[DATA SHOWN Boundary: Start]
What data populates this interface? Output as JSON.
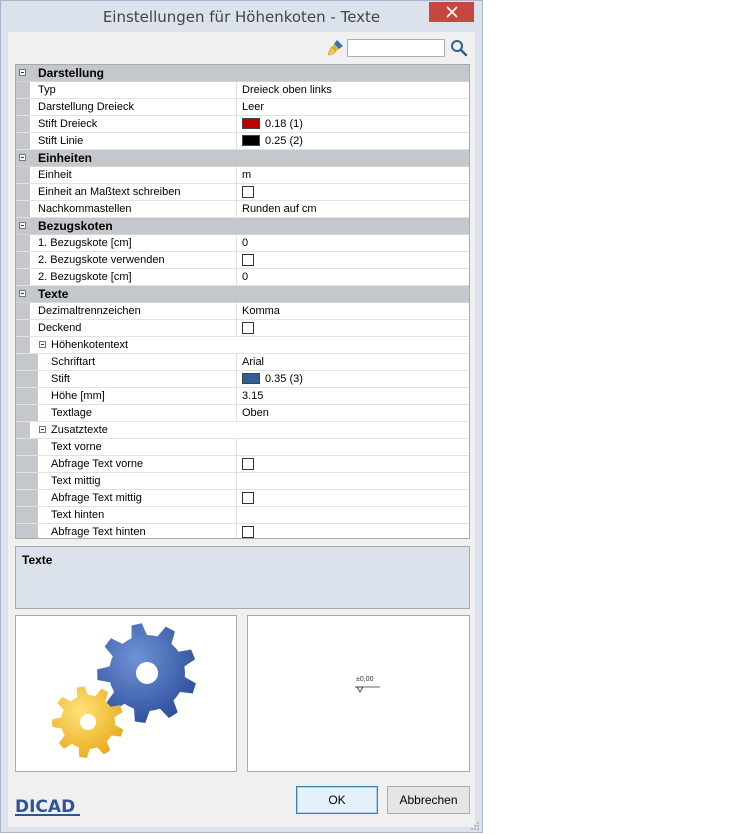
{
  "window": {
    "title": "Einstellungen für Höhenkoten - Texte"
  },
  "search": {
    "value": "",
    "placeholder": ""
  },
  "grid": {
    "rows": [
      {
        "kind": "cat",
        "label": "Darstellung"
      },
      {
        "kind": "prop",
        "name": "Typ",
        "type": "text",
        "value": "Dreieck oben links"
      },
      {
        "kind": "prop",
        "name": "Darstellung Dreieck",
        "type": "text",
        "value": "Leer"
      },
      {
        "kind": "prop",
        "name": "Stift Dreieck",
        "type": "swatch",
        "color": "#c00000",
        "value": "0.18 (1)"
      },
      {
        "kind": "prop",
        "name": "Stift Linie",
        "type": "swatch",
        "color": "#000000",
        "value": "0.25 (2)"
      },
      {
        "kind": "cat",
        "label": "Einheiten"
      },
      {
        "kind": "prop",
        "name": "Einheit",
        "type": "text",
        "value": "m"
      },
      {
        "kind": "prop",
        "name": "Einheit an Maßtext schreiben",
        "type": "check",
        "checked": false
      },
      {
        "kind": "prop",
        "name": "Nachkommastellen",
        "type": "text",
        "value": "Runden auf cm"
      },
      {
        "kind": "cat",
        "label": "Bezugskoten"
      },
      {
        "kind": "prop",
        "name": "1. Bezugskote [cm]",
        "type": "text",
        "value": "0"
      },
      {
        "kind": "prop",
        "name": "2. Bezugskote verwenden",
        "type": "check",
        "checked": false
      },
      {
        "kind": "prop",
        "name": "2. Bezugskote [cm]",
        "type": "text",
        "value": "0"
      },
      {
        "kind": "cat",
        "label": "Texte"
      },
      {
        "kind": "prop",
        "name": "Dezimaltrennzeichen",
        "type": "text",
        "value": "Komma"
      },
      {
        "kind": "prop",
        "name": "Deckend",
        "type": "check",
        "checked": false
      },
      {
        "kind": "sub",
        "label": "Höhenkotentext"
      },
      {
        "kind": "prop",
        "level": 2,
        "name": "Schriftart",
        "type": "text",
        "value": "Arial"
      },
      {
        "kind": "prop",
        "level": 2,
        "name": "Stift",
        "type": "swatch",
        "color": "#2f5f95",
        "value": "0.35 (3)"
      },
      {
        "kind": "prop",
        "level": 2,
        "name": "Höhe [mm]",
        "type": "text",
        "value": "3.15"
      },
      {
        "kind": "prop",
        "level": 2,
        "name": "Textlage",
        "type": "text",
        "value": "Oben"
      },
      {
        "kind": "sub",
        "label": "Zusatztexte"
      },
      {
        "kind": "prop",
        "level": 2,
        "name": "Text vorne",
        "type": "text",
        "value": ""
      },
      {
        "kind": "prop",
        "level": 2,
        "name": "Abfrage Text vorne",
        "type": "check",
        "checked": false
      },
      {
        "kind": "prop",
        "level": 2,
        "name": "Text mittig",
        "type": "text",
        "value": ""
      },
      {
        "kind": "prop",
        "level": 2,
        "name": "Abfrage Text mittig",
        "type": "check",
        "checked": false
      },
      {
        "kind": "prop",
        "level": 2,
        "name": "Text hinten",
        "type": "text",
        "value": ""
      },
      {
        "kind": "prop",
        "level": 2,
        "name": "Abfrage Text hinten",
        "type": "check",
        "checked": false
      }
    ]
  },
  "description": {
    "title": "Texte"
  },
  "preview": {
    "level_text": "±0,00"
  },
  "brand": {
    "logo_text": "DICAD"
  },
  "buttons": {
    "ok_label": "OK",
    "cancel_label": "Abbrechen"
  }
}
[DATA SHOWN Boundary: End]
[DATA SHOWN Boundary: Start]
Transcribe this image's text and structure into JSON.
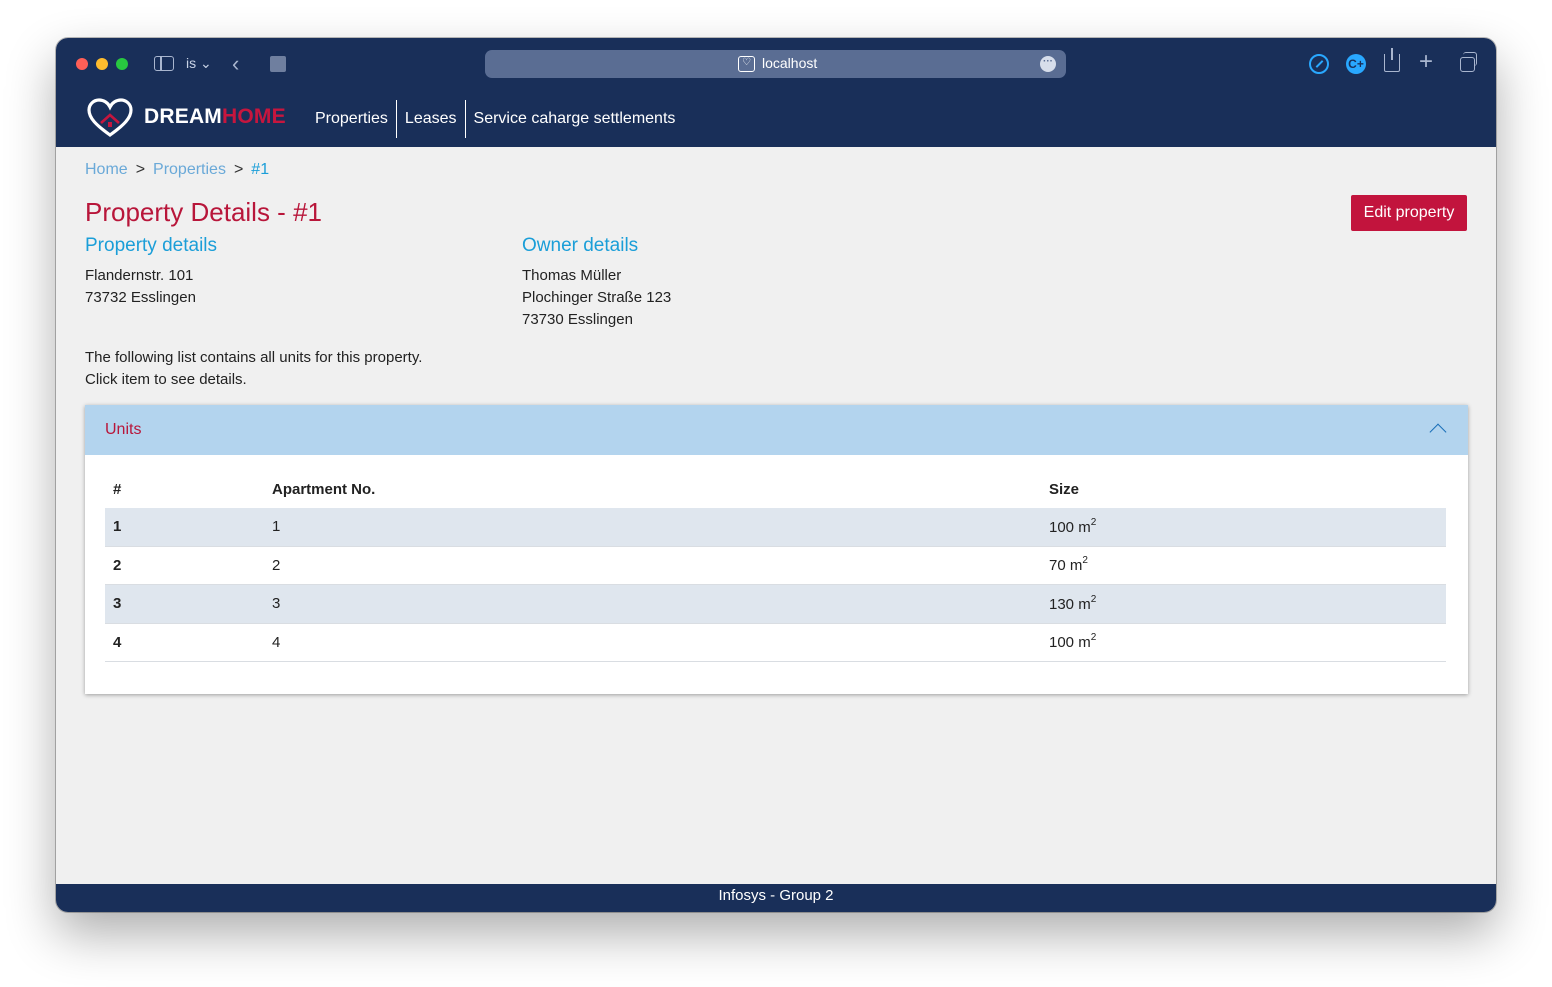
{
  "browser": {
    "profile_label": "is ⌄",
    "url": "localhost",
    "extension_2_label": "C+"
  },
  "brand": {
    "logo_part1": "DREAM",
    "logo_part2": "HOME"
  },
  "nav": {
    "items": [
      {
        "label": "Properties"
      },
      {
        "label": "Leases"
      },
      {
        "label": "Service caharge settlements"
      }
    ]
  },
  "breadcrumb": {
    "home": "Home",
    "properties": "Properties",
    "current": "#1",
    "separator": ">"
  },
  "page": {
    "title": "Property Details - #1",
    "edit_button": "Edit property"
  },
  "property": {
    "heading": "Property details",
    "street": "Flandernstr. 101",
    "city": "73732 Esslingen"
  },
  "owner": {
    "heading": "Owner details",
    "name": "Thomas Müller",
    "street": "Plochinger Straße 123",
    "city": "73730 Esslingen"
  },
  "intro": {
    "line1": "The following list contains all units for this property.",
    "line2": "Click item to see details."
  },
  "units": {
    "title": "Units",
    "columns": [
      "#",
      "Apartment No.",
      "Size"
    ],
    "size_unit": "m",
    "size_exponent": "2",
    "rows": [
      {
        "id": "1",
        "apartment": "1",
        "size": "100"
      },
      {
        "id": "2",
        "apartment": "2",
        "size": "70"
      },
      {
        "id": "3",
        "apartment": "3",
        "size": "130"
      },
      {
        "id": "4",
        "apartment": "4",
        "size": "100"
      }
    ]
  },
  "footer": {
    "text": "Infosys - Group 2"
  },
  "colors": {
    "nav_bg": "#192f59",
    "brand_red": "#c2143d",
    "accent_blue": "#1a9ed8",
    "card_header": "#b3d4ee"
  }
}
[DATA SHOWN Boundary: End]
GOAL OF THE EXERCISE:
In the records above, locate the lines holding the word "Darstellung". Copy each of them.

SOLUTION FOR THIS PROBLEM:
        "label": "Darstellung"
        "name": "Darstellung Dreieck",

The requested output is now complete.